As the 2022 Atlantic hurricane season entered its peak period (mid-August to mid-October), there was indeed an increase in tropical activity. During September 2022, Hurricane Fiona formed and on 20th September became the first major hurricane (category 3 or more) of the 2022 Atlantic hurricane season. Hurricane Fiona strengthened into a category 4 hurricane as it tracked across the Atlantic with maximum sustained winds of around 130 mph.
2am AST 20 Sep -- Air Force Reserve Hurricane Hunter (@53rdWRS) data indicates that #Fiona has become a Category 3 hurricane. Fiona is the 1st Major Hurricane of the 2022 Atlantic Hurricane Season.— National Hurricane Center (@NHC_Atlantic) September 20, 2022
Maximum sustained winds are up to 115 mph.
Latest: https://t.co/EG1Nt92Czm pic.twitter.com/GCk9dyiE7d
There are just over two months of the season left, so it’s likely there will be further named storms and hurricanes. And it’s also likely that they could affect our weather in the UK. The waters of northwest Europe are too cool to sustain a hurricane, but the jet stream can transport the remnants of a hurricane towards us in the form of an extra-tropical depression. If this happens then the storm will keep its Atlantic name, rather than be given one of the UK's storm names.
About the Author
Gemma Plumb has been a meteorologist for 15 years and is currently working for DTN as a media meteorologist at the BBC. She has also forecast for a variety of sectors including energy, media, transport and utilities.
Gemma is one of the creators and hosts of the weather podcast - For the Love of Weather - which looks at the science behind weather and climate and how weather can impact our daily lives.

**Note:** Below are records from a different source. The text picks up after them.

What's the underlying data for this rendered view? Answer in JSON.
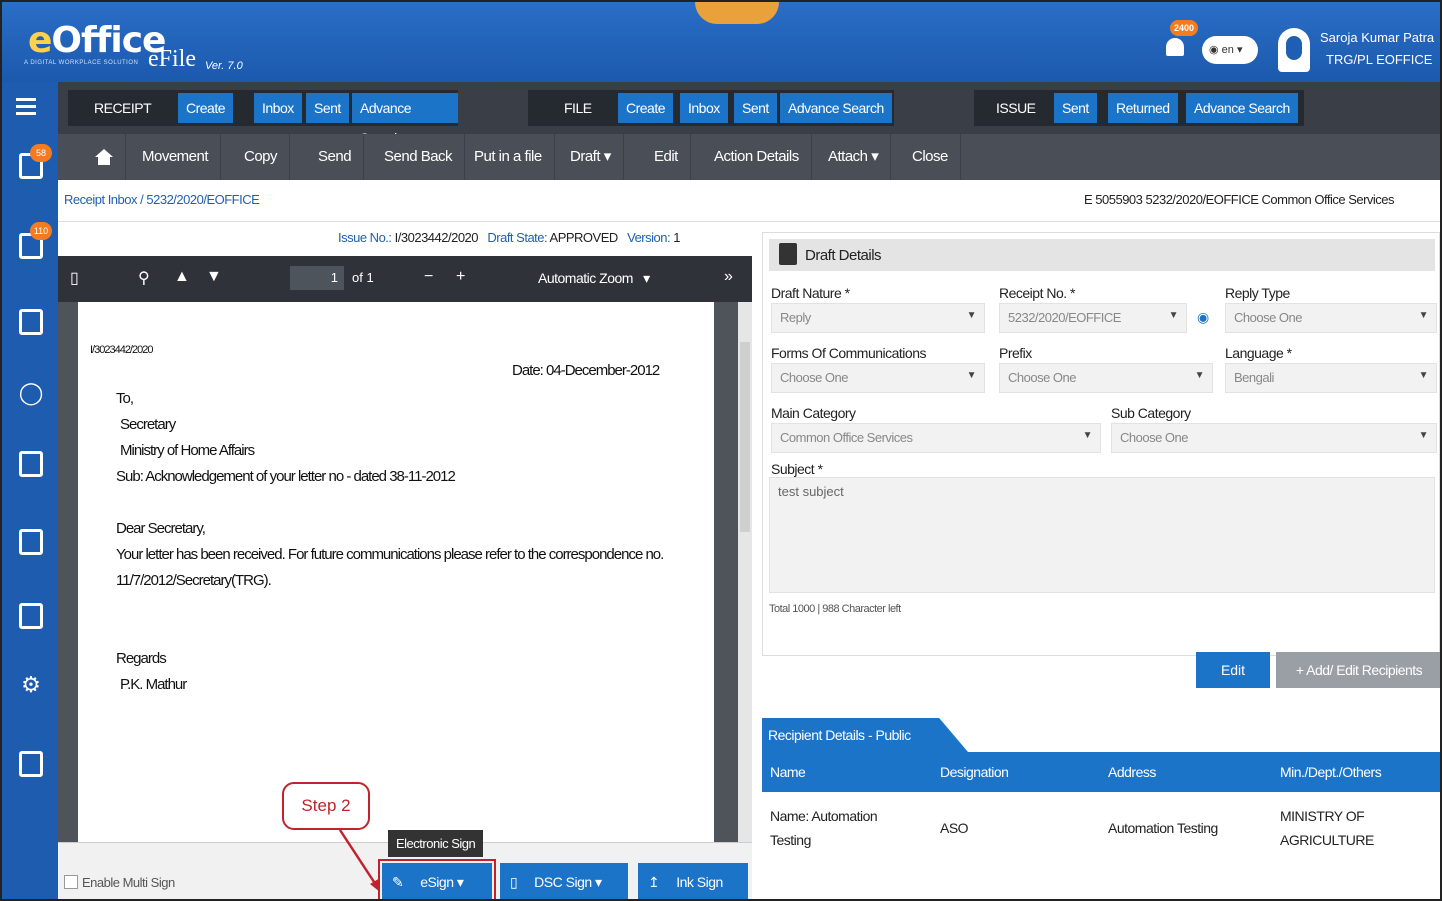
{
  "header": {
    "logo": "eOffice",
    "logo_sub": "A DIGITAL WORKPLACE SOLUTION",
    "app": "eFile",
    "version": "Ver. 7.0",
    "notif_count": "2400",
    "lang": "en",
    "user_name": "Saroja Kumar Patra",
    "user_org": "TRG/PL EOFFICE"
  },
  "sidebar": {
    "badges": [
      "58",
      "110"
    ]
  },
  "modules": {
    "receipt": {
      "label": "RECEIPT",
      "items": [
        "Create",
        "Inbox",
        "Sent",
        "Advance Search"
      ]
    },
    "file": {
      "label": "FILE",
      "items": [
        "Create",
        "Inbox",
        "Sent",
        "Advance Search"
      ]
    },
    "issue": {
      "label": "ISSUE",
      "items": [
        "Sent",
        "Returned",
        "Advance Search"
      ]
    }
  },
  "actions": [
    "Movement",
    "Copy",
    "Send",
    "Send Back",
    "Put in a file",
    "Draft",
    "Edit",
    "Action Details",
    "Attach",
    "Close"
  ],
  "breadcrumb": {
    "inbox": "Receipt Inbox",
    "sep": "/",
    "current": "5232/2020/EOFFICE",
    "right": "E  5055903  5232/2020/EOFFICE  Common Office Services"
  },
  "doc": {
    "issue_label": "Issue No.:",
    "issue_no": "I/3023442/2020",
    "state_label": "Draft State:",
    "state": "APPROVED",
    "version_label": "Version:",
    "version": "1",
    "page_current": "1",
    "page_total": "of 1",
    "zoom": "Automatic Zoom",
    "ref": "I/3023442/2020",
    "date": "Date: 04-December-2012",
    "to": "To,",
    "recipient": "Secretary",
    "ministry": "Ministry of Home Affairs",
    "subject": "Sub: Acknowledgement of your letter no - dated 38-11-2012",
    "salutation": "Dear Secretary,",
    "body1": "Your letter has been received. For future communications please refer to the correspondence no.",
    "body2": "11/7/2012/Secretary(TRG).",
    "regards": "Regards",
    "signer": "P.K. Mathur"
  },
  "signing": {
    "multi_sign": "Enable Multi Sign",
    "esign": "eSign",
    "dsc": "DSC Sign",
    "ink": "Ink Sign",
    "tooltip": "Electronic Sign",
    "step": "Step 2"
  },
  "draft": {
    "title": "Draft Details",
    "draft_nature_label": "Draft Nature *",
    "draft_nature": "Reply",
    "receipt_no_label": "Receipt No. *",
    "receipt_no": "5232/2020/EOFFICE",
    "reply_type_label": "Reply Type",
    "reply_type": "Choose One",
    "forms_label": "Forms Of Communications",
    "forms": "Choose One",
    "prefix_label": "Prefix",
    "prefix": "Choose One",
    "language_label": "Language *",
    "language": "Bengali",
    "main_cat_label": "Main Category",
    "main_cat": "Common Office Services",
    "sub_cat_label": "Sub Category",
    "sub_cat": "Choose One",
    "subject_label": "Subject *",
    "subject": "test subject",
    "char_left": "Total 1000 | 988 Character left",
    "edit": "Edit",
    "add_recipients": "+ Add/ Edit Recipients"
  },
  "recipients": {
    "tab": "Recipient Details - Public",
    "columns": [
      "Name",
      "Designation",
      "Address",
      "Min./Dept./Others"
    ],
    "rows": [
      {
        "name1": "Name: Automation",
        "name2": "Testing",
        "designation": "ASO",
        "address": "Automation Testing",
        "min1": "MINISTRY OF",
        "min2": "AGRICULTURE"
      }
    ]
  }
}
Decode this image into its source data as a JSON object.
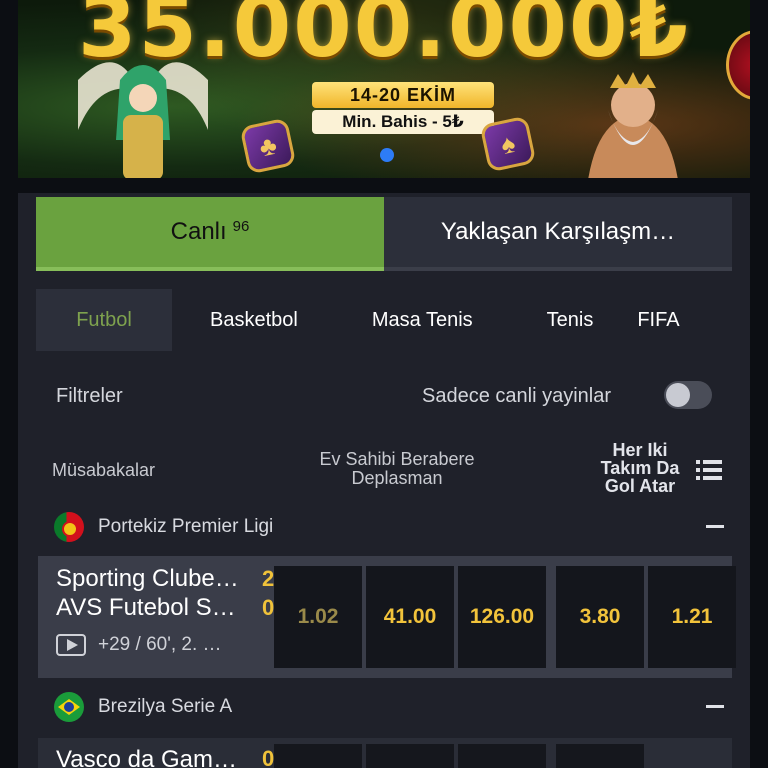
{
  "banner": {
    "amount": "35.000.000₺",
    "dates": "14-20 EKİM",
    "min_bet": "Min. Bahis - 5₺"
  },
  "main_tabs": {
    "live_label": "Canlı",
    "live_count": "96",
    "upcoming_label": "Yaklaşan Karşılaşm…"
  },
  "sports": [
    "Futbol",
    "Basketbol",
    "Masa Tenis",
    "Tenis",
    "FIFA"
  ],
  "filters": {
    "label": "Filtreler",
    "live_stream_only": "Sadece canli yayinlar"
  },
  "columns": {
    "matches": "Müsabakalar",
    "result_1x2": "Ev Sahibi Berabere Deplasman",
    "btts": "Her Iki Takım Da Gol Atar"
  },
  "leagues": [
    {
      "name": "Portekiz Premier Ligi",
      "match": {
        "home": "Sporting Clube…",
        "away": "AVS Futebol S…",
        "home_score": "2",
        "away_score": "0",
        "info": "+29 / 60', 2. …",
        "odds": [
          "1.02",
          "41.00",
          "126.00",
          "3.80",
          "1.21"
        ]
      }
    },
    {
      "name": "Brezilya Serie A",
      "match": {
        "home": "Vasco da Gam…",
        "home_score": "0"
      }
    }
  ]
}
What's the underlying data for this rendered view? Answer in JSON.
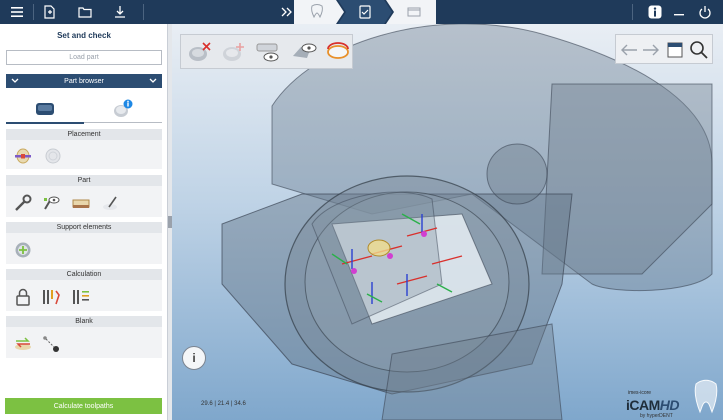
{
  "topbar": {
    "icons": [
      "menu-icon",
      "new-document-icon",
      "open-folder-icon",
      "download-icon"
    ],
    "right_icons": [
      "info-icon",
      "minimize-icon",
      "power-icon"
    ]
  },
  "sidebar": {
    "title": "Set and check",
    "load_part_label": "Load part",
    "dropdown_label": "Part browser",
    "sections": [
      {
        "heading": "Placement"
      },
      {
        "heading": "Part"
      },
      {
        "heading": "Support elements"
      },
      {
        "heading": "Calculation"
      },
      {
        "heading": "Blank"
      }
    ],
    "calculate_label": "Calculate toolpaths"
  },
  "viewport": {
    "info_glyph": "i",
    "coordinates": "29.6 | 21.4 | 34.6",
    "logo_small": "imes-icore",
    "logo_main_a": "iCAM",
    "logo_main_b": "HD",
    "logo_by": "by hyperDENT"
  },
  "colors": {
    "topbar": "#1f3a5a",
    "accent": "#2c4d72",
    "calc_button": "#7cc142",
    "viewport_top": "#e9eef4",
    "viewport_bottom": "#7fa7cc"
  }
}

A keen science communicator, she is passionate about sharing her love of the weather. You can find Gemma on TikTok making funny, engaging and educational weather-related videos (@theweatherpud).